On December 25th, the group of hackers launched a series of distributed denial of service (DDoS) attacks against PlayStation Network and Xbox Live, subsequently causing network issues for both platforms that lasted several days.

Lizard Squad has been attracting attention for their attacks since August when the group caused server outages for League of Legends and Runescape, two popular online games.

At around the same time, the hackers infiltrated Sony and soon thereafter tweeted that explosives were aboard an American Airlines flight on which Sony Entertainment President John Smedley was flying. It is their prior involvement with the entertainment company that has some security firms wondering whether Lizard Squad might have helped the Guardians of Peace in their recent hack against Sony.

These and other attacks notwithstanding, some prominent researchers do not consider Lizard Squad a serious threat. Among them is Brian Krebs, who in an article on his blog describes the group as “misguided individuals [who] launched the attack for no other reason than because they thought it would be amusing to annoy and disappoint people.”

Krebs even went so far as to condemn certain media profiles that have portrayed the group and their attacks as “sophisticated” and “herculean.”

However, recent actions suggest that the group may be more strategic in their actions than their statements have let on. Mikko Hypponen, CRO at F-Secure, has revealed in a Tweet that the group recently set up a new website that offers customers different DDoS attack packages for purchase. As one commentator on Twitter put it, perhaps this means Lizard Squad used its Christmas DDoS attacks to market its services to cybercrime communities.

If it succeeds in attracting clients to its services, the group will undoubtedly become a more significant cyber threat actor. However, Lizard Squad may have alienated some of its potential client base when it went after Tor, an anonymizing service which many cyber criminals use to conceal their identities.

The group has also made a number of enemies who have incentive to prevent it from marketing itself, including The Finest Squad, a rival group of hackers who launched their own attacks against Lizard Squad for its Christmas antics, as well as Anonymous.

Where Lizard Squad goes from here remains to be seen.
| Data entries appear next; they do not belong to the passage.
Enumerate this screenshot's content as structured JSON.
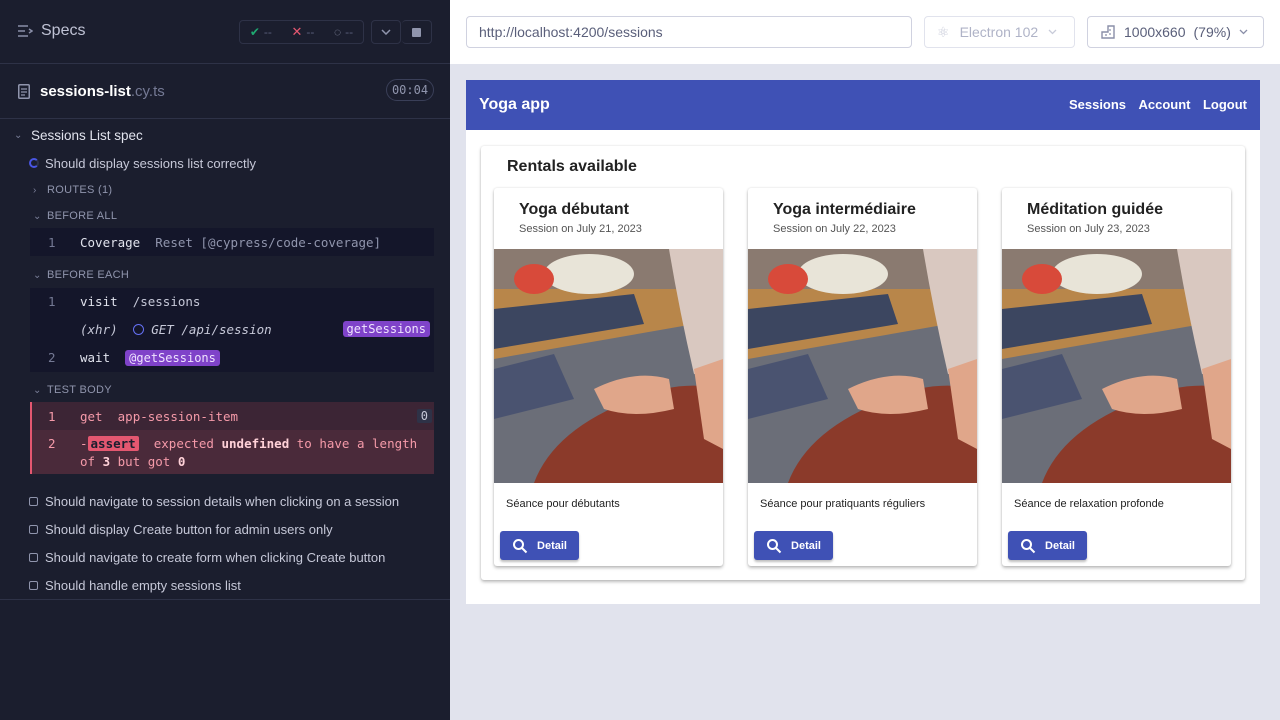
{
  "reporter": {
    "specs_label": "Specs",
    "stats": {
      "passed": "--",
      "failed": "--",
      "pending": "--"
    },
    "file": {
      "name": "sessions-list",
      "ext": ".cy.ts",
      "duration": "00:04"
    },
    "suite_title": "Sessions List spec",
    "running_test": "Should display sessions list correctly",
    "routes_label": "ROUTES (1)",
    "before_all_label": "BEFORE ALL",
    "before_all_cmds": [
      {
        "num": "1",
        "name": "Coverage",
        "arg": "Reset [@cypress/code-coverage]"
      }
    ],
    "before_each_label": "BEFORE EACH",
    "before_each_cmds": {
      "visit_num": "1",
      "visit_name": "visit",
      "visit_arg": "/sessions",
      "xhr_label": "(xhr)",
      "xhr_req": "GET /api/session",
      "xhr_alias": "getSessions",
      "wait_num": "2",
      "wait_name": "wait",
      "wait_alias": "@getSessions"
    },
    "test_body_label": "TEST BODY",
    "test_body_cmds": {
      "get_num": "1",
      "get_name": "get",
      "get_arg": "app-session-item",
      "get_count": "0",
      "assert_num": "2",
      "assert_dash": "-",
      "assert_badge": "assert",
      "assert_w1": "expected",
      "assert_w2": "undefined",
      "assert_w3": "to have a length",
      "assert_w4": "of",
      "assert_w5": "3",
      "assert_w6": "but got",
      "assert_w7": "0"
    },
    "other_tests": [
      "Should navigate to session details when clicking on a session",
      "Should display Create button for admin users only",
      "Should navigate to create form when clicking Create button",
      "Should handle empty sessions list"
    ]
  },
  "aut_header": {
    "url": "http://localhost:4200/sessions",
    "browser": "Electron 102",
    "viewport": "1000x660",
    "scale": "(79%)"
  },
  "app": {
    "title": "Yoga app",
    "nav": [
      "Sessions",
      "Account",
      "Logout"
    ],
    "list_title": "Rentals available",
    "sessions": [
      {
        "title": "Yoga débutant",
        "date": "Session on July 21, 2023",
        "description": "Séance pour débutants",
        "button": "Detail"
      },
      {
        "title": "Yoga intermédiaire",
        "date": "Session on July 22, 2023",
        "description": "Séance pour pratiquants réguliers",
        "button": "Detail"
      },
      {
        "title": "Méditation guidée",
        "date": "Session on July 23, 2023",
        "description": "Séance de relaxation profonde",
        "button": "Detail"
      }
    ]
  },
  "colors": {
    "primary": "#3f51b5",
    "reporter_bg": "#1b1e2e",
    "fail": "#e45770",
    "alias": "#7f43c9"
  }
}
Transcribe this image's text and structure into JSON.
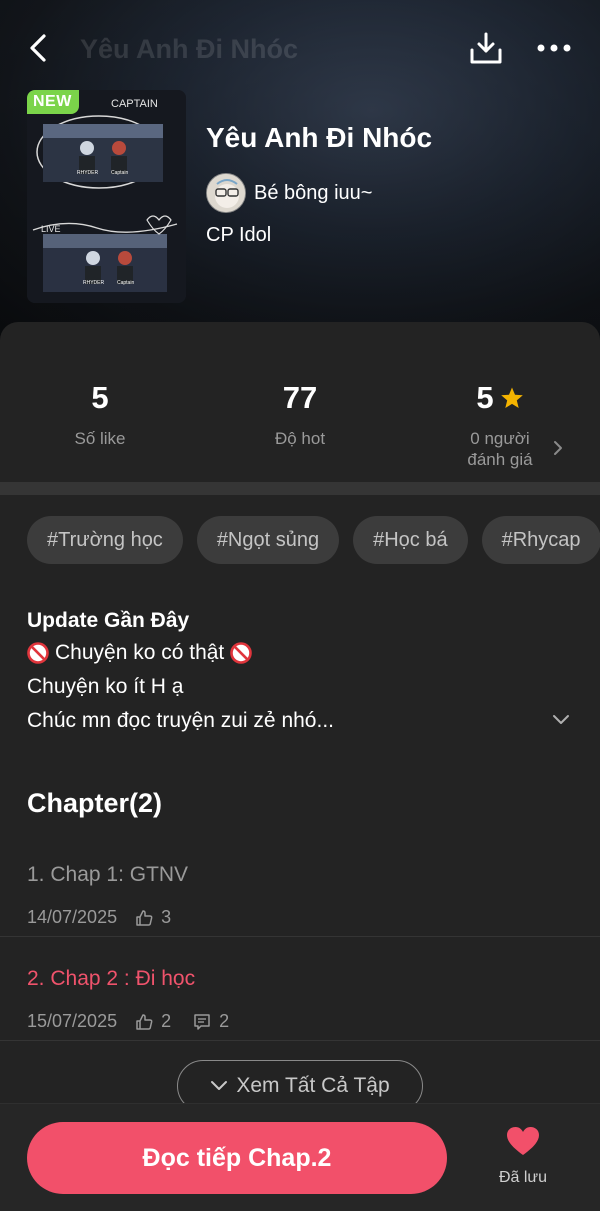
{
  "header": {
    "ghost_title": "Yêu Anh Đi Nhóc",
    "badge": "NEW",
    "title": "Yêu Anh Đi Nhóc",
    "author": "Bé bông iuu~",
    "category": "CP Idol",
    "cover_texts": [
      "CAPTAIN",
      "LIVE",
      "RHYDER",
      "Captain",
      "RHYDER",
      "Captain"
    ]
  },
  "stats": {
    "likes": {
      "value": "5",
      "label": "Số like"
    },
    "hot": {
      "value": "77",
      "label": "Độ hot"
    },
    "rating": {
      "value": "5",
      "label_line1": "0 người",
      "label_line2": "đánh giá"
    }
  },
  "tags": [
    "#Trường học",
    "#Ngọt sủng",
    "#Học bá",
    "#Rhycap"
  ],
  "description": {
    "heading": "Update Gần Đây",
    "line1": "Chuyện ko có thật",
    "line2": "Chuyện ko ít H ạ",
    "line3": "Chúc mn đọc truyện zui zẻ nhó..."
  },
  "chapters": {
    "title": "Chapter(2)",
    "items": [
      {
        "name": "1. Chap 1: GTNV",
        "date": "14/07/2025",
        "likes": "3"
      },
      {
        "name": "2. Chap 2 : Đi học",
        "date": "15/07/2025",
        "likes": "2",
        "comments": "2"
      }
    ],
    "see_all": "Xem Tất Cả Tập"
  },
  "bottom": {
    "read_label": "Đọc tiếp Chap.2",
    "saved_label": "Đã lưu"
  },
  "colors": {
    "accent": "#f2506a",
    "new_badge": "#7bd44a",
    "star": "#f5b400",
    "background": "#232323"
  },
  "icons": [
    "back-arrow-icon",
    "download-icon",
    "more-icon",
    "star-icon",
    "chevron-right-icon",
    "no-entry-icon",
    "chevron-down-icon",
    "thumbs-up-icon",
    "comment-icon",
    "heart-icon"
  ]
}
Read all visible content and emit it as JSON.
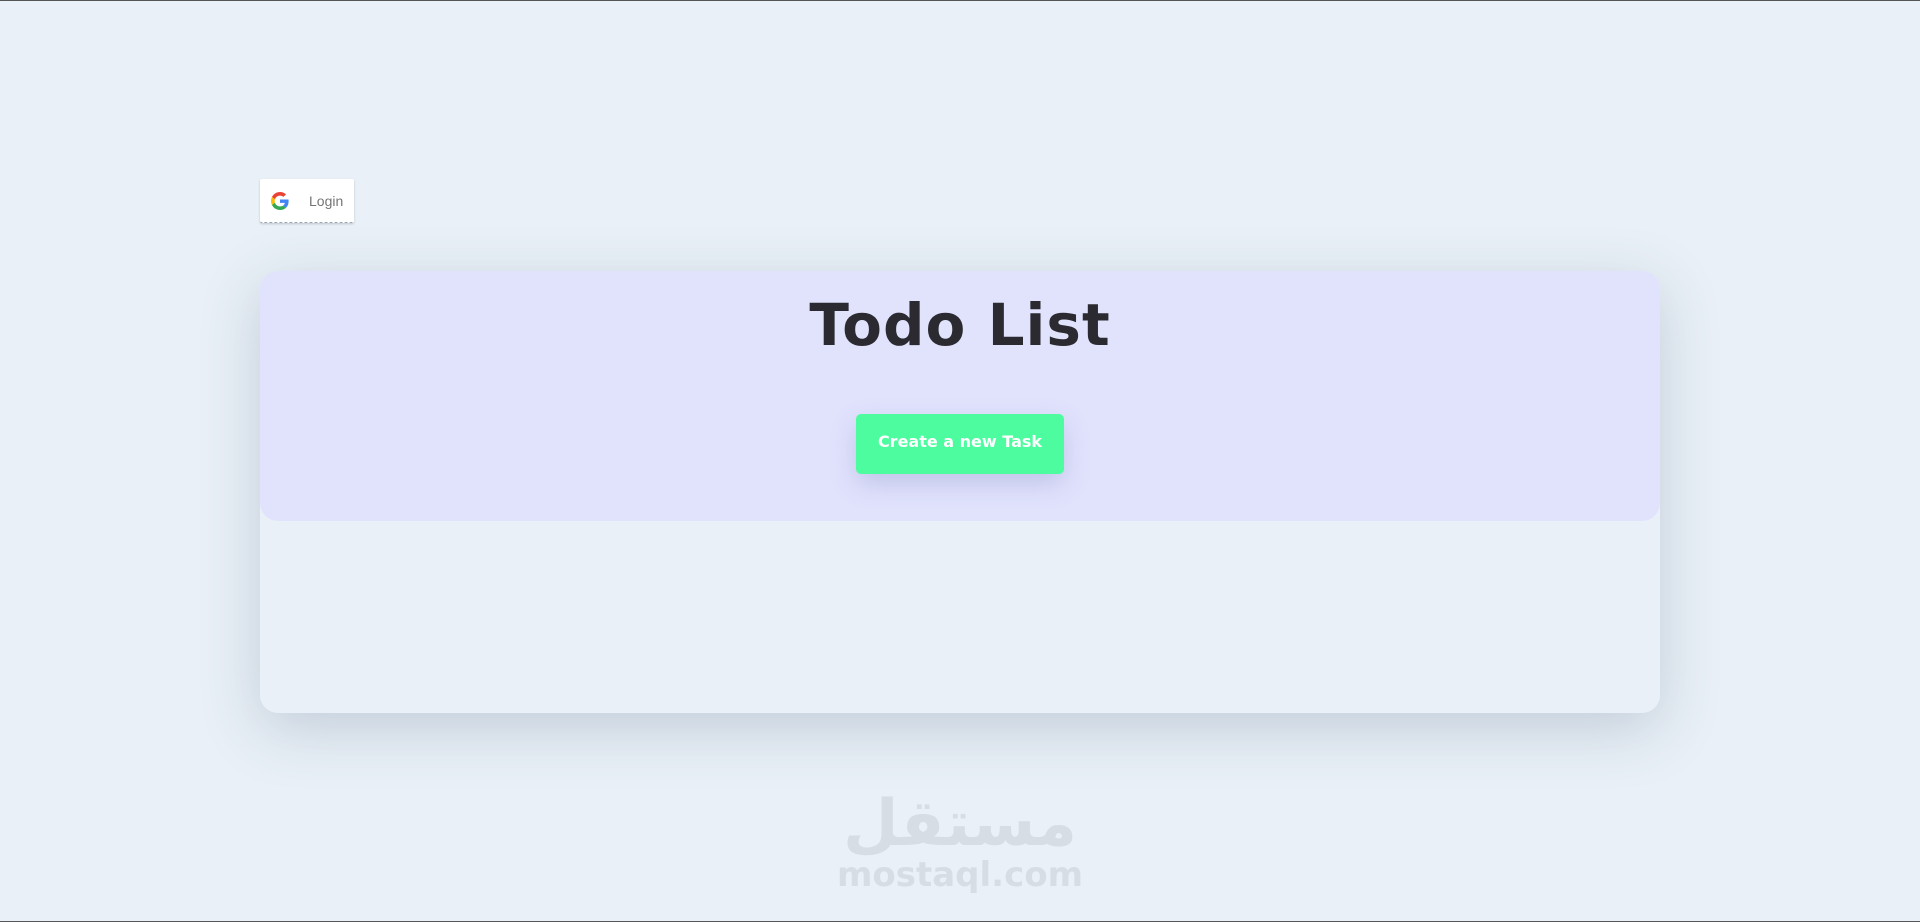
{
  "login": {
    "label": "Login",
    "icon": "google-icon"
  },
  "todo": {
    "title": "Todo List",
    "create_button_label": "Create a new Task"
  },
  "watermark": {
    "arabic_text": "مستقل",
    "latin_text": "mostaql.com"
  },
  "colors": {
    "background": "#e9f0f7",
    "card_header": "#e1e3fd",
    "create_button": "#4dfc9f",
    "title_text": "#2a2a30"
  }
}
What is certain is that the information security community will be watching the group carefully from now on.